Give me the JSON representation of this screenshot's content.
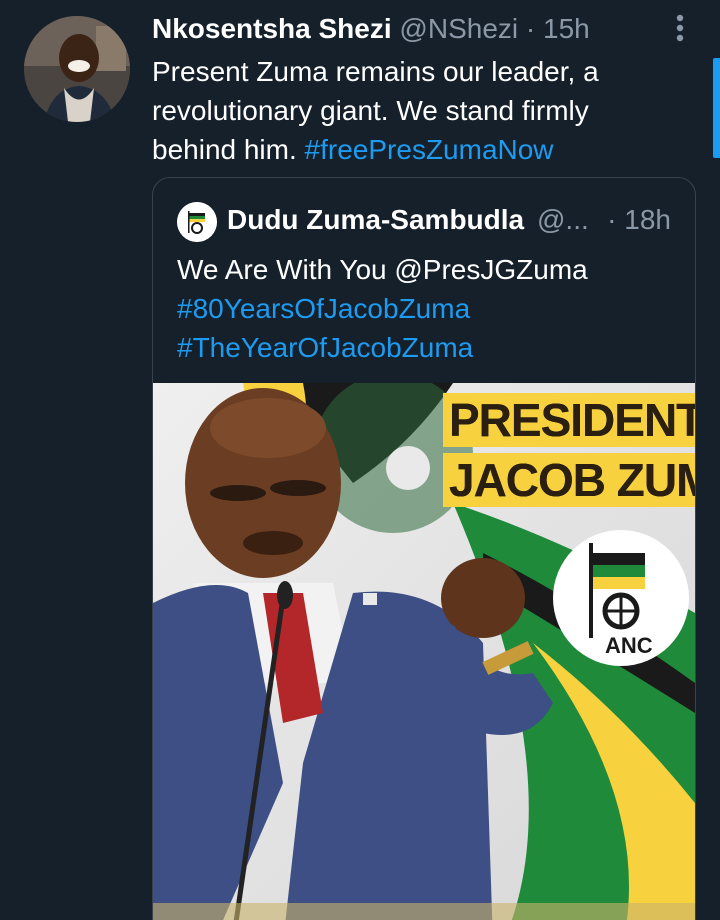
{
  "tweet": {
    "author": {
      "display_name": "Nkosentsha Shezi",
      "handle": "@NShezi"
    },
    "separator": "·",
    "time": "15h",
    "text_lines": [
      "Present Zuma remains our leader, a",
      "revolutionary giant. We stand firmly",
      "behind him. "
    ],
    "hashtag": "#freePresZumaNow"
  },
  "quoted_tweet": {
    "author": {
      "display_name": "Dudu Zuma-Sambudla",
      "handle": "@..."
    },
    "time": "· 18h",
    "text_lines": [
      "We Are With You @PresJGZuma",
      "#80YearsOfJacobZuma",
      "#TheYearOfJacobZuma"
    ],
    "media": {
      "title_lines": [
        "PRESIDENT",
        "JACOB ZUMA"
      ],
      "logo_text": "ANC"
    }
  },
  "colors": {
    "background": "#15202b",
    "text": "#ffffff",
    "muted": "#8b98a5",
    "accent": "#1d9bf0",
    "border": "#38444d",
    "anc_green": "#1f8a3a",
    "anc_gold": "#f7d23e"
  },
  "icons": {
    "more": "vertical-dots-icon"
  }
}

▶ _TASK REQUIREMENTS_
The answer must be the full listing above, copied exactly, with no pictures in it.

▶ _SOLUTION FOR THIS PROBLEM_
Give me the JSON representation of this screenshot's content.
{
  "tweet": {
    "author": {
      "display_name": "Nkosentsha Shezi",
      "handle": "@NShezi"
    },
    "separator": "·",
    "time": "15h",
    "text_lines": [
      "Present Zuma remains our leader, a",
      "revolutionary giant. We stand firmly",
      "behind him. "
    ],
    "hashtag": "#freePresZumaNow"
  },
  "quoted_tweet": {
    "author": {
      "display_name": "Dudu Zuma-Sambudla",
      "handle": "@..."
    },
    "time": "· 18h",
    "text_lines": [
      "We Are With You @PresJGZuma",
      "#80YearsOfJacobZuma",
      "#TheYearOfJacobZuma"
    ],
    "media": {
      "title_lines": [
        "PRESIDENT",
        "JACOB ZUMA"
      ],
      "logo_text": "ANC"
    }
  },
  "colors": {
    "background": "#15202b",
    "text": "#ffffff",
    "muted": "#8b98a5",
    "accent": "#1d9bf0",
    "border": "#38444d",
    "anc_green": "#1f8a3a",
    "anc_gold": "#f7d23e"
  },
  "icons": {
    "more": "vertical-dots-icon"
  }
}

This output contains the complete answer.